** WHAT THE EXERCISE ASKS **
Each entry should be restated word for word, with all pictures left out.

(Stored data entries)
---
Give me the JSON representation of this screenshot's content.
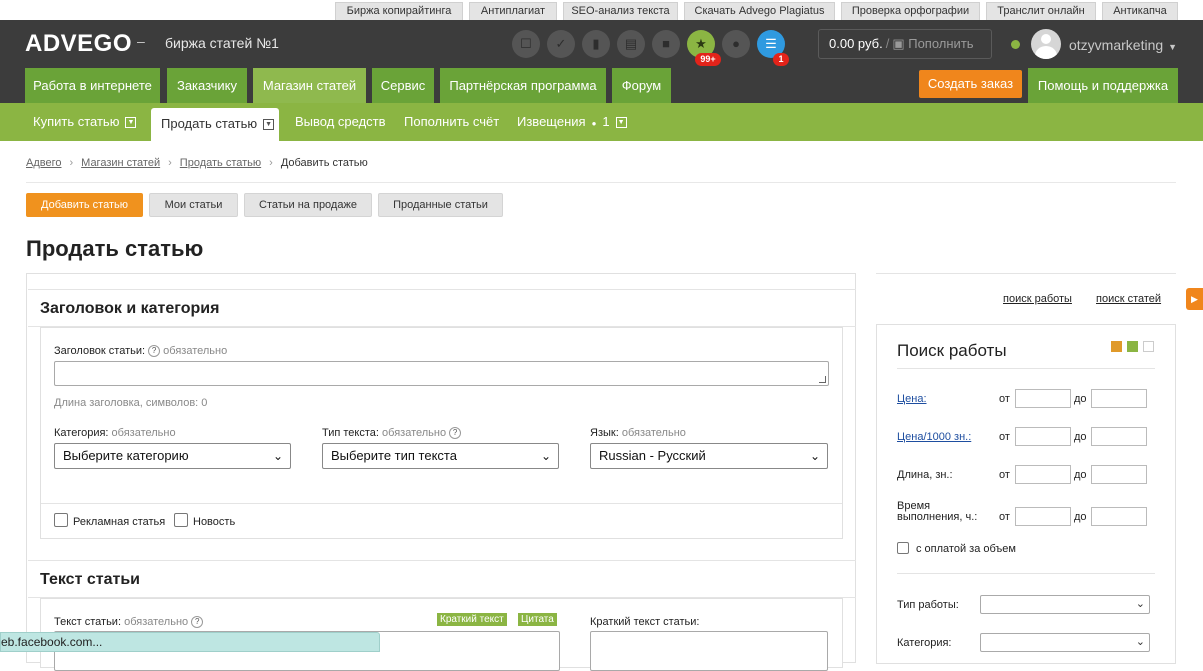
{
  "toplinks": [
    "Биржа копирайтинга",
    "Антиплагиат",
    "SEO-анализ текста",
    "Скачать Advego Plagiatus",
    "Проверка орфографии",
    "Транслит онлайн",
    "Антикапча"
  ],
  "header": {
    "logo": "ADVEGO",
    "dash": "–",
    "tagline": "биржа статей №1",
    "star_badge": "99+",
    "list_badge": "1",
    "balance": "0.00 руб.",
    "balance_sep": "/",
    "topup": "Пополнить",
    "username": "otzyvmarketing"
  },
  "mainnav": {
    "tabs": [
      "Работа в интернете",
      "Заказчику",
      "Магазин статей",
      "Сервис",
      "Партнёрская программа",
      "Форум"
    ],
    "create_order": "Создать заказ",
    "help": "Помощь и поддержка"
  },
  "subnav": {
    "buy": "Купить статью",
    "sell": "Продать статью",
    "withdraw": "Вывод средств",
    "topup": "Пополнить счёт",
    "notices": "Извещения",
    "notices_count": "1"
  },
  "breadcrumbs": [
    "Адвего",
    "Магазин статей",
    "Продать статью",
    "Добавить статью"
  ],
  "actions": [
    "Добавить статью",
    "Мои статьи",
    "Статьи на продаже",
    "Проданные статьи"
  ],
  "page_title": "Продать статью",
  "form": {
    "section1": "Заголовок и категория",
    "title_label": "Заголовок статьи:",
    "required": "обязательно",
    "title_length": "Длина заголовка, символов: 0",
    "category_label": "Категория:",
    "category_value": "Выберите категорию",
    "type_label": "Тип текста:",
    "type_value": "Выберите тип текста",
    "lang_label": "Язык:",
    "lang_value": "Russian - Русский",
    "ad_label": "Рекламная статья",
    "news_label": "Новость",
    "section2": "Текст статьи",
    "text_label": "Текст статьи:",
    "tag_short": "Краткий текст",
    "tag_quote": "Цитата",
    "short_label": "Краткий текст статьи:"
  },
  "search_links": [
    "поиск работы",
    "поиск статей"
  ],
  "search": {
    "title": "Поиск работы",
    "price": "Цена:",
    "price1000": "Цена/1000 зн.:",
    "length": "Длина, зн.:",
    "time_line1": "Время",
    "time_line2": "выполнения, ч.:",
    "from": "от",
    "to": "до",
    "volume": "с оплатой за объем",
    "work_type": "Тип работы:",
    "category": "Категория:",
    "colors": [
      "#e09a2a",
      "#8bb543",
      "#ffffff"
    ]
  },
  "status_url": "eb.facebook.com..."
}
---
** WRITTEN SOLUTION **
Give me the JSON representation of this screenshot's content.
{
  "toplinks": [
    "Биржа копирайтинга",
    "Антиплагиат",
    "SEO-анализ текста",
    "Скачать Advego Plagiatus",
    "Проверка орфографии",
    "Транслит онлайн",
    "Антикапча"
  ],
  "header": {
    "logo": "ADVEGO",
    "dash": "–",
    "tagline": "биржа статей №1",
    "star_badge": "99+",
    "list_badge": "1",
    "balance": "0.00 руб.",
    "balance_sep": "/",
    "topup": "Пополнить",
    "username": "otzyvmarketing"
  },
  "mainnav": {
    "tabs": [
      "Работа в интернете",
      "Заказчику",
      "Магазин статей",
      "Сервис",
      "Партнёрская программа",
      "Форум"
    ],
    "create_order": "Создать заказ",
    "help": "Помощь и поддержка"
  },
  "subnav": {
    "buy": "Купить статью",
    "sell": "Продать статью",
    "withdraw": "Вывод средств",
    "topup": "Пополнить счёт",
    "notices": "Извещения",
    "notices_count": "1"
  },
  "breadcrumbs": [
    "Адвего",
    "Магазин статей",
    "Продать статью",
    "Добавить статью"
  ],
  "actions": [
    "Добавить статью",
    "Мои статьи",
    "Статьи на продаже",
    "Проданные статьи"
  ],
  "page_title": "Продать статью",
  "form": {
    "section1": "Заголовок и категория",
    "title_label": "Заголовок статьи:",
    "required": "обязательно",
    "title_length": "Длина заголовка, символов: 0",
    "category_label": "Категория:",
    "category_value": "Выберите категорию",
    "type_label": "Тип текста:",
    "type_value": "Выберите тип текста",
    "lang_label": "Язык:",
    "lang_value": "Russian - Русский",
    "ad_label": "Рекламная статья",
    "news_label": "Новость",
    "section2": "Текст статьи",
    "text_label": "Текст статьи:",
    "tag_short": "Краткий текст",
    "tag_quote": "Цитата",
    "short_label": "Краткий текст статьи:"
  },
  "search_links": [
    "поиск работы",
    "поиск статей"
  ],
  "search": {
    "title": "Поиск работы",
    "price": "Цена:",
    "price1000": "Цена/1000 зн.:",
    "length": "Длина, зн.:",
    "time_line1": "Время",
    "time_line2": "выполнения, ч.:",
    "from": "от",
    "to": "до",
    "volume": "с оплатой за объем",
    "work_type": "Тип работы:",
    "category": "Категория:",
    "colors": [
      "#e09a2a",
      "#8bb543",
      "#ffffff"
    ]
  },
  "status_url": "eb.facebook.com..."
}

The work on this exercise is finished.